While everyone is very enthusiastic about their designs, we frequently get thoughts on designs that run for several paragraphs. In my opinion, the biggest draw of this site is the art, and this sentiment was reflected with the following statement I received in an email:
I just want to look at the image, grade its quality as a drawing and as an interpretation of a classic figure and maybe see one or two sentences. That's it. I don't like these that come with a full page biography.From time to time, we do run contests where back story as an explanation is appropriate and may require a bit more input than otherwise expected; take, for instance, our Aquaman contest, which delved into What If? territory of alternate history and origins. In this case, explanatory back story is completely appropriate. In most cases, however, the intent is to redesign the character in a manner that is recognizable so that the new, better look could be easily integrated into comics.

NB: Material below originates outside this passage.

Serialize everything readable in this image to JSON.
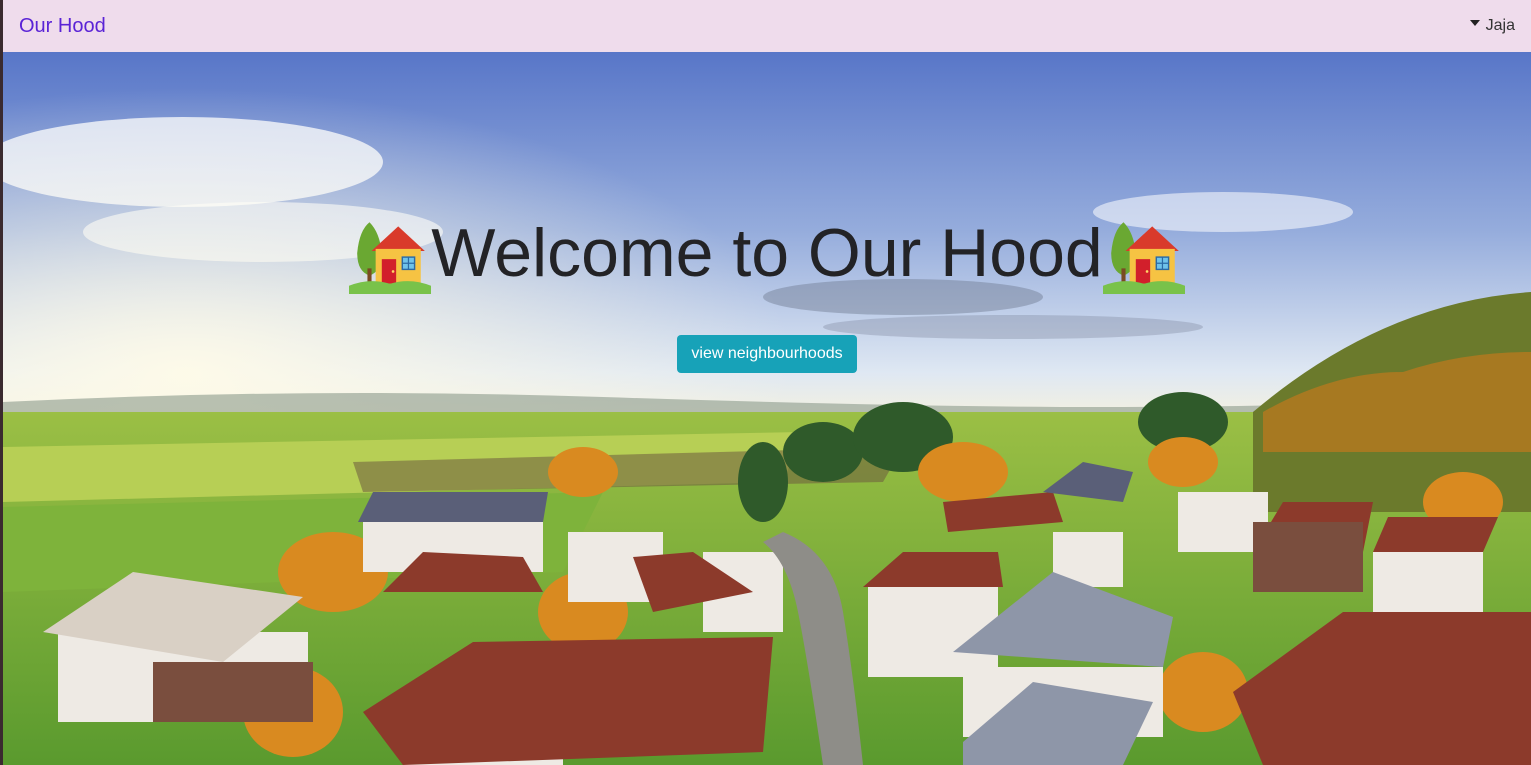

This is reflected in the following revised point of our submission guidelines:
5. Include your preferred name, website (if applicable) and any thoughts you may have on your redesign. Thoughts should reflect the process of your redesign and explanation that may not be entirely clear based solely on the illustration (i.e. "Batman's glowing gauntlets are also electrified weapons"), not revised character history or origins. Your thoughts on your art should be limited to a couple of short paragraphs, and may be edited for length or clarity.Now, I certainly hope no one thinks that we're not appreciative of the process many of you have put into back story and revision. We do. It takes a lot of creativity. However, in several cases the text is as lengthy as some of the images when everything shows up on the site, and it breaks up the art.
Thank you all for continuing to make Superhero of the Month a great place to share art on a monthly basis. Here's to another great month!